Press Release – NIWA
The mako shark is fast and fascinating. The shortfin mako, Isurus oxyrinchus, has been recorded swimming at speeds of about 100km/h. Its the fastest of the worlds shark species. Mako sharks are found in waters right around New Zealand. Only occasionally …A mako shark named Carol
Carol the mako shark
Photo credit Scott Tindale
The mako shark is fast and fascinating. The shortfin mako, Isurus oxyrinchus, has been recorded swimming at speeds of about 100km/h. It’s the fastest of the world’s shark species. Mako sharks are found in waters right around New Zealand. Only occasionally are they found close inshore.
There are two species of Mako shark, the long fin and the short fin, but only the shortfin is found in New Zealand.
NIWA Principal Scientist Dr Malcolm Francis says, “Mako is its Māori name, meaning either the shark or a shark tooth. The Māori name has been adopted worldwide, though it is often mispronounced ‘may-ko’ rather than the more correct ‘mar-kor’. Other rarely-used names for shortfin mako are mackerel shark and blue pointer.”
The shortfin mako is long and slender, with a relatively long pointed snout. It has small eyes.
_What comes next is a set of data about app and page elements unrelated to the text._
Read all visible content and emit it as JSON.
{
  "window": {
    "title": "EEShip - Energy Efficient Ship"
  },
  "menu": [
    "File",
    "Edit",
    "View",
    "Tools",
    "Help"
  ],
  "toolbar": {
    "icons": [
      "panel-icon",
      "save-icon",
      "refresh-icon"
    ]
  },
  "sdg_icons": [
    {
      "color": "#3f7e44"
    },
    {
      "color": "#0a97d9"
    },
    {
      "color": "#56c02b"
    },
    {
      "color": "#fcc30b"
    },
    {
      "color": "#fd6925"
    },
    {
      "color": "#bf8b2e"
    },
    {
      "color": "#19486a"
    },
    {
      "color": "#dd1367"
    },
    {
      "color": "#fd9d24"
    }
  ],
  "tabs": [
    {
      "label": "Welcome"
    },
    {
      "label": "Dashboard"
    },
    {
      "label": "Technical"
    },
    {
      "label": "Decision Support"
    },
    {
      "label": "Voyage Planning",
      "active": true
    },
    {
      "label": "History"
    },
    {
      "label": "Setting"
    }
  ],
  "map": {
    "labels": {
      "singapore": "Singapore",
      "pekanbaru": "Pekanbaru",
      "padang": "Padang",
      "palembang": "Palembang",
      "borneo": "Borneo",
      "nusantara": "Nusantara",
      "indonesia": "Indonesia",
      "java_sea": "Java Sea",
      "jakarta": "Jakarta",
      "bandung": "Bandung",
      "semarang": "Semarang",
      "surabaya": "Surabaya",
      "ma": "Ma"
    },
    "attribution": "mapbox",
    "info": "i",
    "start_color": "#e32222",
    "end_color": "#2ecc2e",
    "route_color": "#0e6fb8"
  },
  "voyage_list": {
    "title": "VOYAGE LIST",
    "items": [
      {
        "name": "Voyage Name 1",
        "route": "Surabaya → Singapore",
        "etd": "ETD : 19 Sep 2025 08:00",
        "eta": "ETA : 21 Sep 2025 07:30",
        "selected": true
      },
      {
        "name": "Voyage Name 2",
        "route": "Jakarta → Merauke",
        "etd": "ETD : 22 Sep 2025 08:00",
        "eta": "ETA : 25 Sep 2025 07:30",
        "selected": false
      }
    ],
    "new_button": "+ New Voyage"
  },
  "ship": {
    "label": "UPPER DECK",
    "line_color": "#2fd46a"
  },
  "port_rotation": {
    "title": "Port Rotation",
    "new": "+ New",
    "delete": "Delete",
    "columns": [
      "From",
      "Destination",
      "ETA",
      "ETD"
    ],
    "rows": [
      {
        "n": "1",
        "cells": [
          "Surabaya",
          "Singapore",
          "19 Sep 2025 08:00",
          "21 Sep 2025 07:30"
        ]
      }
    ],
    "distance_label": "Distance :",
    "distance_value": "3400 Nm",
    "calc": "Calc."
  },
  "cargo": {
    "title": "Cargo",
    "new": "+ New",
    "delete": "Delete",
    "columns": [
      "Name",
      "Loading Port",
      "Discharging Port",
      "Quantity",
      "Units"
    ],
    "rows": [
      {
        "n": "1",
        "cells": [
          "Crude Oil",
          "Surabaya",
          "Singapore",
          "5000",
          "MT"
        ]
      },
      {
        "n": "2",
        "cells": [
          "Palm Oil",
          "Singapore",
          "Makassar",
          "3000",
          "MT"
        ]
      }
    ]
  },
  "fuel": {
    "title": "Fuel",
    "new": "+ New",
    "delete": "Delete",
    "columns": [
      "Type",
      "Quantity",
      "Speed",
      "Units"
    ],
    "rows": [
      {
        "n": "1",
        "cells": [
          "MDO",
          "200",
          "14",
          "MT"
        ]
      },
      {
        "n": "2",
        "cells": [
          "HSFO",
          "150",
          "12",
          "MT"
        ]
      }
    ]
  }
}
Its pointed teeth protrude from the mouth, but are smooth edged and extremely sharp.
It has short pectoral fins, a tiny second dorsal and anal fin, a crescent-shaped caudal fin, and indigo-blue dorsal surfaces and white undersides. It’s muscular and powerful. Mako can weigh up to half a tonne.
They leap out of the water, and are fast and agile when attacking prey or lures, making them a daunting animal to confront in the wild. Rarely, they have been known to attack humans. Fortunately, you are highly unlikely to come face to face with a mako this summer. They are oceanic rather than coastal, although they occasionally enter coastal waters, and occur anywhere from the sea surface to 650 metres deep.
Their diet consists mainly of schooling fish and squid.
At full maturity, male mako sharks are about 200cm long and females 300310cm. Males mature at 8 years and females at 20 years.
Mako sharks are targeted for their highly-prized fins and their good-quality flesh. The species is listed as “vulnerable” on the International Union for Conservation of Nature list of threatened species.
Most of the commercial catch of mako sharks is taken by tuna longliners and most of the catch is processed.
There has been only limited research on mako sharks and there is general uncertainty about the state of the stocks. New Zealand mako shark fisheries are managed under a quota system which limits the amount of sharks caught. Current catches are well below the quota.
The New Zealand National Institute of Water and Atmospheric Research (NIWA) is conducting research on mako sharks, funded by the Ministry for Primary Industries. Tagging mako sharks will help identify the geographical range of New Zealand sharks, and how they mix with makos from other parts of the Pacific Ocean. This information is important for determining mako stock structure, which is fundamental for assessing stock status. Tagging will also help determine how long makos remain in New Zealand waters, and whether they make regular seasonal migrations. This tagging study is being carried out in collaboration with Dr Mahmood Shivji at the Guy Harvey Research Institute (GHRI) at Nova Southeastern University in Florida, who are funding the electronic tags and Argos satellite time.
“Conventional plastic identification tags tell us little about the timing of mako shark movements, the route that they take or distance travelled,” says Dr Francis, who is leading the NIWA research.
The scientists have been tracking Carol, a 1.8m mako, using a satellite reporting tagging device known as a SPOT tag. This was attached to Carol in the Bay of Islands six months ago and is providing scientists with remarkable and previously unknown details of the timing and long-distance migratory movements of this species.
The SPOT tag is revealing that Carol is spending a lot of time at the ocean’s surface, reporting her location to the satellite several times daily.
So far, Carol has travelled over 13,300km in seven months, averaging 60km per day and exceeding 100km per day during some parts of her migration. She has been to Fiji and back to New Zealand and has worked her way past the Bay of Plenty and Hawke Bay heading south. She was last heard from heading down the east coast of the South Island past Kaikoura Peninsula.
To follow Carol’s travels on a GHRI interactive website go to:
Based on the amazing results from this initial trial, the GHRI and NIWA are expanding their mako migration study by tagging more makos off east Northland in February 2013.